DATA FOR THIS EXERCISE:

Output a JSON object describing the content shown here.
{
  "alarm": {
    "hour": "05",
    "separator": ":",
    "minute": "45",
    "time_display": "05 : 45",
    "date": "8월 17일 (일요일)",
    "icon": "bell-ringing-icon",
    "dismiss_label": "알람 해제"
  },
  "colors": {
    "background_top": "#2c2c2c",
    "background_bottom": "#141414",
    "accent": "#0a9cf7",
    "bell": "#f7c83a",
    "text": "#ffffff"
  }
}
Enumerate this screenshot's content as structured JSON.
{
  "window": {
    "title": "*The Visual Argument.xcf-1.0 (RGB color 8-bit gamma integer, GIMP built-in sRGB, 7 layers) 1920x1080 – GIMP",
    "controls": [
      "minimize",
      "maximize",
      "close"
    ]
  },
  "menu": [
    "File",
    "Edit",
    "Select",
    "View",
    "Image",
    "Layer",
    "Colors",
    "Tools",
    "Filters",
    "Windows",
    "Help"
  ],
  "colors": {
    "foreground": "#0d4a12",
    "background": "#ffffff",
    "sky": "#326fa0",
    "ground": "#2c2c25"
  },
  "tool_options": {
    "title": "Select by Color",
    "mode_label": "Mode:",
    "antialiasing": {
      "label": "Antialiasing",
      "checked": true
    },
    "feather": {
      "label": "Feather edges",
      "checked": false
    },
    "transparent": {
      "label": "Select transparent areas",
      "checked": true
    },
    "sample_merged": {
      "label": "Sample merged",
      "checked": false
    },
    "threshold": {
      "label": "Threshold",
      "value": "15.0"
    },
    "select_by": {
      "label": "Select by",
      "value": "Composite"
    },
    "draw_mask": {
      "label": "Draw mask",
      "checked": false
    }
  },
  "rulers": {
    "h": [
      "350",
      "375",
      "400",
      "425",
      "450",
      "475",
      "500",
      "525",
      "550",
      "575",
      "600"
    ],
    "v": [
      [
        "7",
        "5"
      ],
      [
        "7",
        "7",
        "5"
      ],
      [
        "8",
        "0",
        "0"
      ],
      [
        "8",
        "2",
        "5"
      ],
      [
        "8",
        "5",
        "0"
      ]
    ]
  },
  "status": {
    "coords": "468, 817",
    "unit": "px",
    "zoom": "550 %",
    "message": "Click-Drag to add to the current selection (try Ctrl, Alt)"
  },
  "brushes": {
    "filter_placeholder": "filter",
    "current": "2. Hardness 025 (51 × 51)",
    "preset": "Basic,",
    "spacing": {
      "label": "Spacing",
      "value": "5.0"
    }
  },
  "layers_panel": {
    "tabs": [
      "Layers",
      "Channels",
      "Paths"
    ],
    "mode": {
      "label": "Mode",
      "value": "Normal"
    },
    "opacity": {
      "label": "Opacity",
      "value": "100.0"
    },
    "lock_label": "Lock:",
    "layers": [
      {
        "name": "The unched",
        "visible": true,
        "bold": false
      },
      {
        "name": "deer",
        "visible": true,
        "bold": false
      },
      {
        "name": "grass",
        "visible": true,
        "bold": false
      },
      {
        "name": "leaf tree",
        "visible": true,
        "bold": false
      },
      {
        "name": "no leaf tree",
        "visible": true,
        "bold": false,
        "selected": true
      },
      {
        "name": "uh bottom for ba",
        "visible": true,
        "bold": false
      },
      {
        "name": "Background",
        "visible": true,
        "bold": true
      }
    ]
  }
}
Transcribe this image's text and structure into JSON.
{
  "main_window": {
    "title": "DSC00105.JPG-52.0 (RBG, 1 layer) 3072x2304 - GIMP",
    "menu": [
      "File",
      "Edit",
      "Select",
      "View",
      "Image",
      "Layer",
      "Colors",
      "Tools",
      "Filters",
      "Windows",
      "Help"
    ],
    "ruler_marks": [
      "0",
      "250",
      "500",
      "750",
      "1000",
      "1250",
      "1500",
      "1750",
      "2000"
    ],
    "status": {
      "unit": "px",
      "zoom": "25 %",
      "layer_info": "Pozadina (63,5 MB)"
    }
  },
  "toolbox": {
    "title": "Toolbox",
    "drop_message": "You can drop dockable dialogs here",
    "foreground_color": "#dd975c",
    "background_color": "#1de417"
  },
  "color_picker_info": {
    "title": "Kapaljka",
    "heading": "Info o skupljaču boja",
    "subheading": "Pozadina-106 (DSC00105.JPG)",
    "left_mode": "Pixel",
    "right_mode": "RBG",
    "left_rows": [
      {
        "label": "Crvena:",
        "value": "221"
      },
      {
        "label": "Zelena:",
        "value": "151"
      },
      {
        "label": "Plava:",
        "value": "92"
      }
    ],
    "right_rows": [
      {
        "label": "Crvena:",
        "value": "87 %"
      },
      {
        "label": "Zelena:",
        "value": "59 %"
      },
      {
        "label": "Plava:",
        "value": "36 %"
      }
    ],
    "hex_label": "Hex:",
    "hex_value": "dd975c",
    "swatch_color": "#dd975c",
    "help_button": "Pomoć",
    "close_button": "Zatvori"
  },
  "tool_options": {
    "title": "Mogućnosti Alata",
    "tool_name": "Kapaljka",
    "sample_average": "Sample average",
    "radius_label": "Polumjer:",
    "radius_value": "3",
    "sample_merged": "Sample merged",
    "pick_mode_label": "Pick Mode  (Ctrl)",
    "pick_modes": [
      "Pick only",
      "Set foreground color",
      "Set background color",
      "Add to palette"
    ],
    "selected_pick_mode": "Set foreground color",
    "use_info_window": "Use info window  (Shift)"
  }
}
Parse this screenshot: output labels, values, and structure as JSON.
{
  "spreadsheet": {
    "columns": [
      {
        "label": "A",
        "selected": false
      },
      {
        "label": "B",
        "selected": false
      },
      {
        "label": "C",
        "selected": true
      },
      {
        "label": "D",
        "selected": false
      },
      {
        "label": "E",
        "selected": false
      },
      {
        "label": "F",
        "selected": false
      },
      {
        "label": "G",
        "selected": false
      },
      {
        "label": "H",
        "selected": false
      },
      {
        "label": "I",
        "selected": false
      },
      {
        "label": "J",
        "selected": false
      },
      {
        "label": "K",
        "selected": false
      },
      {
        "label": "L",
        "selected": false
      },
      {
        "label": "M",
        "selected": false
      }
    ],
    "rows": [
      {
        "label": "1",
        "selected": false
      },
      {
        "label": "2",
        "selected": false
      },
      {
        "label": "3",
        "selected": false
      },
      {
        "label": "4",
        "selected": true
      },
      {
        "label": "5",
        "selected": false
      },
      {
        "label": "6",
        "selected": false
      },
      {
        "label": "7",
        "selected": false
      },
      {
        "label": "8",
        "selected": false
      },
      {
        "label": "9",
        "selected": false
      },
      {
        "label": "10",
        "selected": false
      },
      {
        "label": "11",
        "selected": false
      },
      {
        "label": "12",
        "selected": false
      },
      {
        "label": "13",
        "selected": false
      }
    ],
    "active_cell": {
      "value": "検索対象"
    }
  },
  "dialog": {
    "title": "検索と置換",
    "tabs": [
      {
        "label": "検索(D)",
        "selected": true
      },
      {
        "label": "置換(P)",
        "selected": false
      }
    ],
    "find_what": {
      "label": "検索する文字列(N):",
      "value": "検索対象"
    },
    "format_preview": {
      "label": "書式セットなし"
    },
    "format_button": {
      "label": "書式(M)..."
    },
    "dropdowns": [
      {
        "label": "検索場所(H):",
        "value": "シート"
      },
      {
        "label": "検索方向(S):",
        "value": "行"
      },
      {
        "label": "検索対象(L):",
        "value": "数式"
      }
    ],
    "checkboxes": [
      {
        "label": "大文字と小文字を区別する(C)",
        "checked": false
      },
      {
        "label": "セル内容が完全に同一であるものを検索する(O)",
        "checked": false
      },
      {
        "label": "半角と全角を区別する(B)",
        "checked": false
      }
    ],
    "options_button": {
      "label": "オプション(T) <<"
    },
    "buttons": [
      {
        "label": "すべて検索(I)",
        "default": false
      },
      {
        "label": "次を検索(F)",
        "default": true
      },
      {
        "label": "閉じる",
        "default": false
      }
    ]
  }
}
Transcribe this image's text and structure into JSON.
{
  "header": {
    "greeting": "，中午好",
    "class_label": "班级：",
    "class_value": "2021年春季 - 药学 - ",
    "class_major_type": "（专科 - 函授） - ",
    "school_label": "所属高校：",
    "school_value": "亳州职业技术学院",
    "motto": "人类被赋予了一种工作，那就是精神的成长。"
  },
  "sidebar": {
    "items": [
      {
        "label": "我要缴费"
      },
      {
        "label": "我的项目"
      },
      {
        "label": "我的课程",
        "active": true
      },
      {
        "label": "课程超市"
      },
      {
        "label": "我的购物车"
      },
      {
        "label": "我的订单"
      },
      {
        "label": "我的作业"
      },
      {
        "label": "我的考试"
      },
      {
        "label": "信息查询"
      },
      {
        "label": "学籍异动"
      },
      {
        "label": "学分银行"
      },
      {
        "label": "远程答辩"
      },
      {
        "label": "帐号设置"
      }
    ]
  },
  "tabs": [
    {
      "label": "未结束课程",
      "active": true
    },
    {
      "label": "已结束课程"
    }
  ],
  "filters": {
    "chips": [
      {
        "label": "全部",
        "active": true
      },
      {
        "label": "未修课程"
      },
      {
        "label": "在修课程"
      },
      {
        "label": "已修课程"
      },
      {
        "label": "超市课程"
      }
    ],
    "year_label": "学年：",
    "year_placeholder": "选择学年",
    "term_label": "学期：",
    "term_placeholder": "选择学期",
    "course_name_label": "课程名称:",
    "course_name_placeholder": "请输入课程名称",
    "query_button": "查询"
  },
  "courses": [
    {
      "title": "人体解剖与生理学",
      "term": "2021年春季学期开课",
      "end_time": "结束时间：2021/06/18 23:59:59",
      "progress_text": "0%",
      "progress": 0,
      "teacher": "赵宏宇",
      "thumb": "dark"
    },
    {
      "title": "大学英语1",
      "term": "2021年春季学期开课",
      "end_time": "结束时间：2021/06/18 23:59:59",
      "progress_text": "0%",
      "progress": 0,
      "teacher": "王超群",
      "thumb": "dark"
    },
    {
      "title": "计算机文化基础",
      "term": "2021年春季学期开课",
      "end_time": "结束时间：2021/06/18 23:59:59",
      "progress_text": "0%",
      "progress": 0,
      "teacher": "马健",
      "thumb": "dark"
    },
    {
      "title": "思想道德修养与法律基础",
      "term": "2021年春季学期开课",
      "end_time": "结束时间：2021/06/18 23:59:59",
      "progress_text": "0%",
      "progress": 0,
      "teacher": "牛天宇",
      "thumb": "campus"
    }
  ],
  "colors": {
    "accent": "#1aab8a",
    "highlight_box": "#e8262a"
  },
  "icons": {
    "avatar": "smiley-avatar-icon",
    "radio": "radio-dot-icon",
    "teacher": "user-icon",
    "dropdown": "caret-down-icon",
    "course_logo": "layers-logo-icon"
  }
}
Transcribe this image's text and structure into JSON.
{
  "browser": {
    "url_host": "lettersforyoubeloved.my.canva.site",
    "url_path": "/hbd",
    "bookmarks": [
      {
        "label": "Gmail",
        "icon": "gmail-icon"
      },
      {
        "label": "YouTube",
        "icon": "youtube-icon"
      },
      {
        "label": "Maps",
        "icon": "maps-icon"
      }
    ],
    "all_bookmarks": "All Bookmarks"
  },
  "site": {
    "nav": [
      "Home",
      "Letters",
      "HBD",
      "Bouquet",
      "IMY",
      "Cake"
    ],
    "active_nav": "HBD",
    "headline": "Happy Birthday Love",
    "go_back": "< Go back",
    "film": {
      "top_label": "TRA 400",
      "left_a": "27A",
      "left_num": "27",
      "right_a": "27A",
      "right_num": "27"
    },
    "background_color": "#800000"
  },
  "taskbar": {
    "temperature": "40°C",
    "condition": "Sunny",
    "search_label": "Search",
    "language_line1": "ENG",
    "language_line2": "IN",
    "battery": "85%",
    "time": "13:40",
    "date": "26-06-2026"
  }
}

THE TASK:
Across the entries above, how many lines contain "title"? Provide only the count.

RESULT:
11